:: ENTRIES PROVIDED

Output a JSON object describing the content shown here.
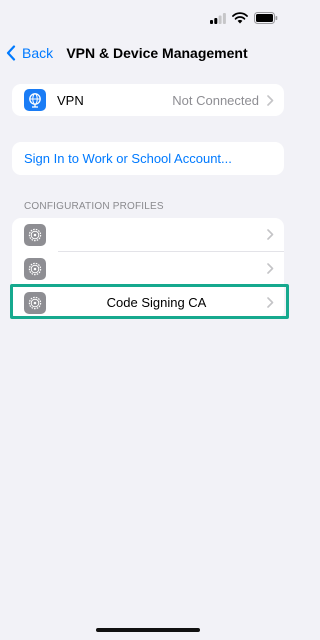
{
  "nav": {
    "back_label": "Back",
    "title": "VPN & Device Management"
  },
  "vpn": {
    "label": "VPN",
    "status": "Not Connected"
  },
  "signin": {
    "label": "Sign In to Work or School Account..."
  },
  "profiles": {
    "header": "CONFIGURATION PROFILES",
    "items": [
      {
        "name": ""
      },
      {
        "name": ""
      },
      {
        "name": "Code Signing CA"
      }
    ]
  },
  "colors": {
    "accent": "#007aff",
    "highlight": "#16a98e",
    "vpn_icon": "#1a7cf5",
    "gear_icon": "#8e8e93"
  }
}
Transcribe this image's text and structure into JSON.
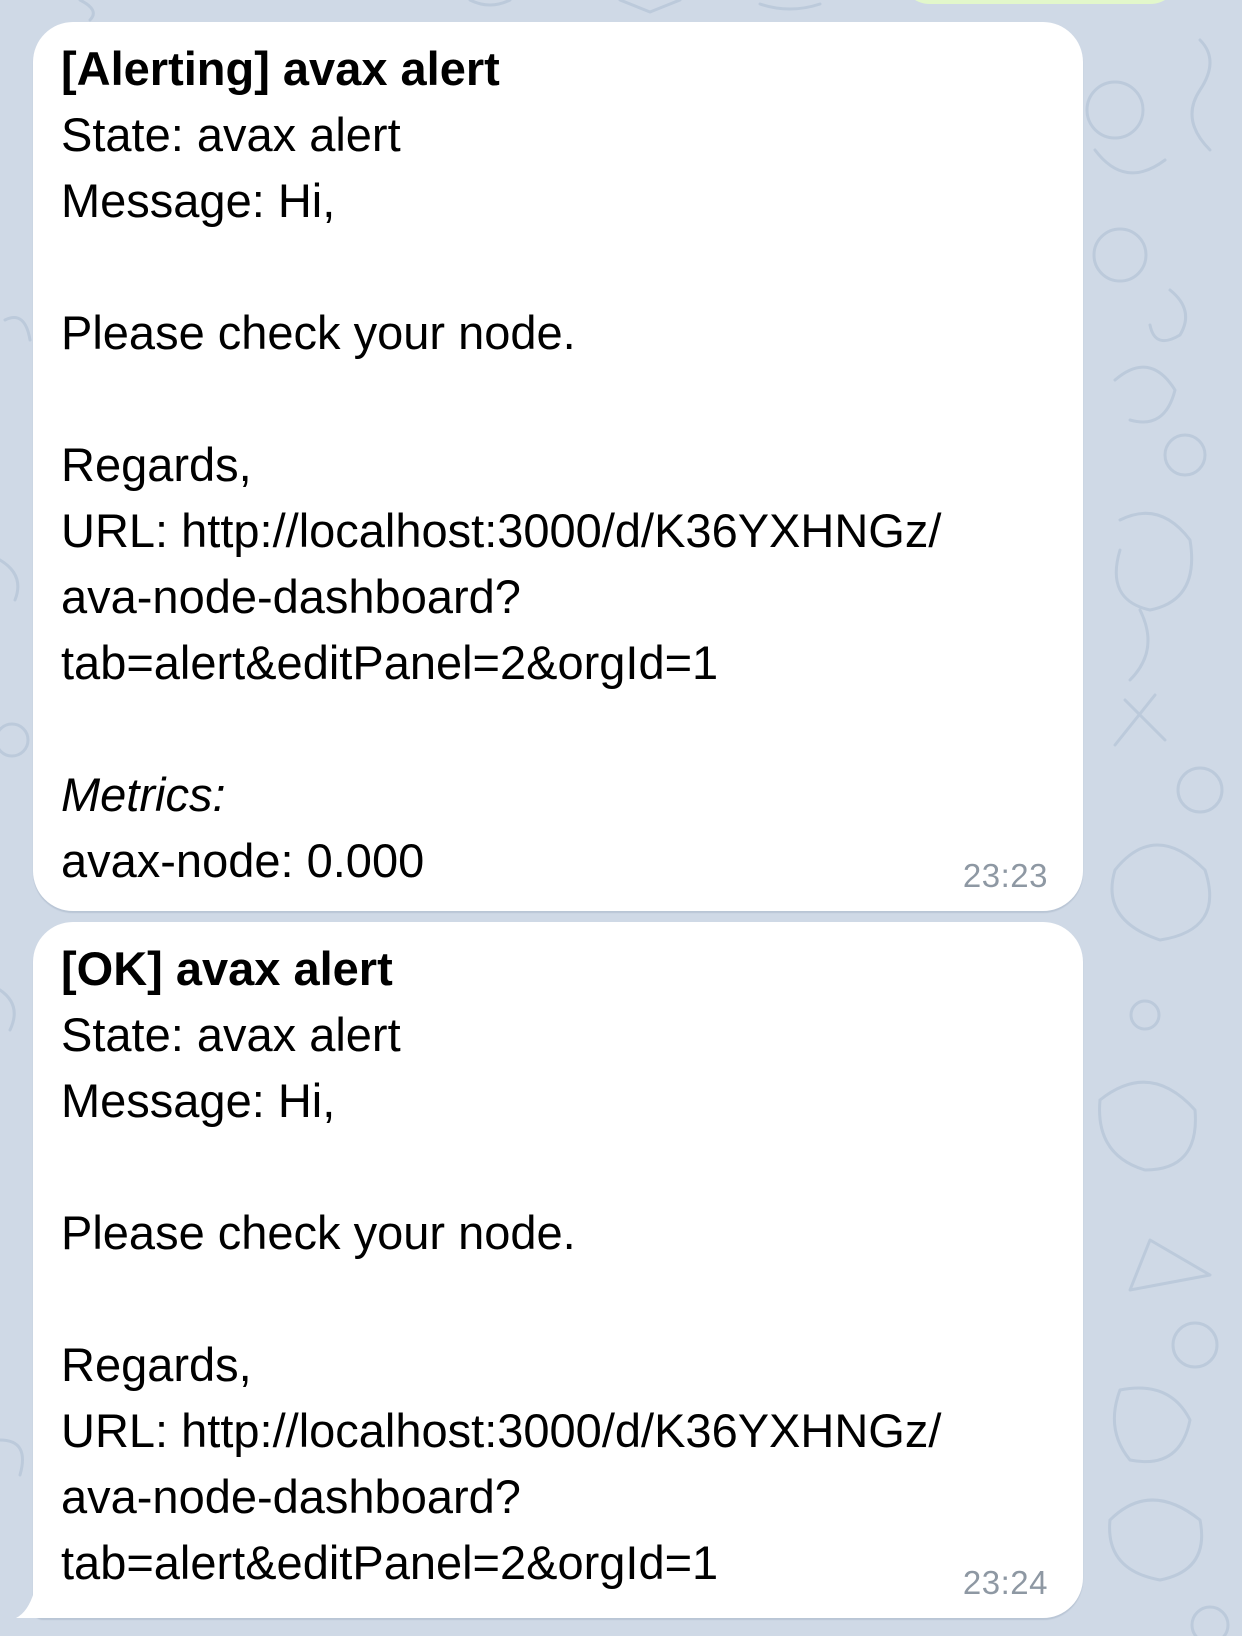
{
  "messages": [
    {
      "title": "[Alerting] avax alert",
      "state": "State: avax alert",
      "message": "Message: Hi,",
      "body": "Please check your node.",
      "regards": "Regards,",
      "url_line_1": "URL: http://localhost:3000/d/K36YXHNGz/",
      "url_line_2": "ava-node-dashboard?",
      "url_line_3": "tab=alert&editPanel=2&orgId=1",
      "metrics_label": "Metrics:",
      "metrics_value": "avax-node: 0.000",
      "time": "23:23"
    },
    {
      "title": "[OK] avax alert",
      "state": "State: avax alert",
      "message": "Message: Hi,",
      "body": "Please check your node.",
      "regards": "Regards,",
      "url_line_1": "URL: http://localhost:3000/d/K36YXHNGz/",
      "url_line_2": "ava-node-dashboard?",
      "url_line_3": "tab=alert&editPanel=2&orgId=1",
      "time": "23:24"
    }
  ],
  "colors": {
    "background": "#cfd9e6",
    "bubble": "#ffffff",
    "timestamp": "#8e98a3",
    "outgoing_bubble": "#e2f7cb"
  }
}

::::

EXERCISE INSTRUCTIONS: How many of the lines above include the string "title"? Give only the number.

SOLUTION TO THIS EXERCISE: 3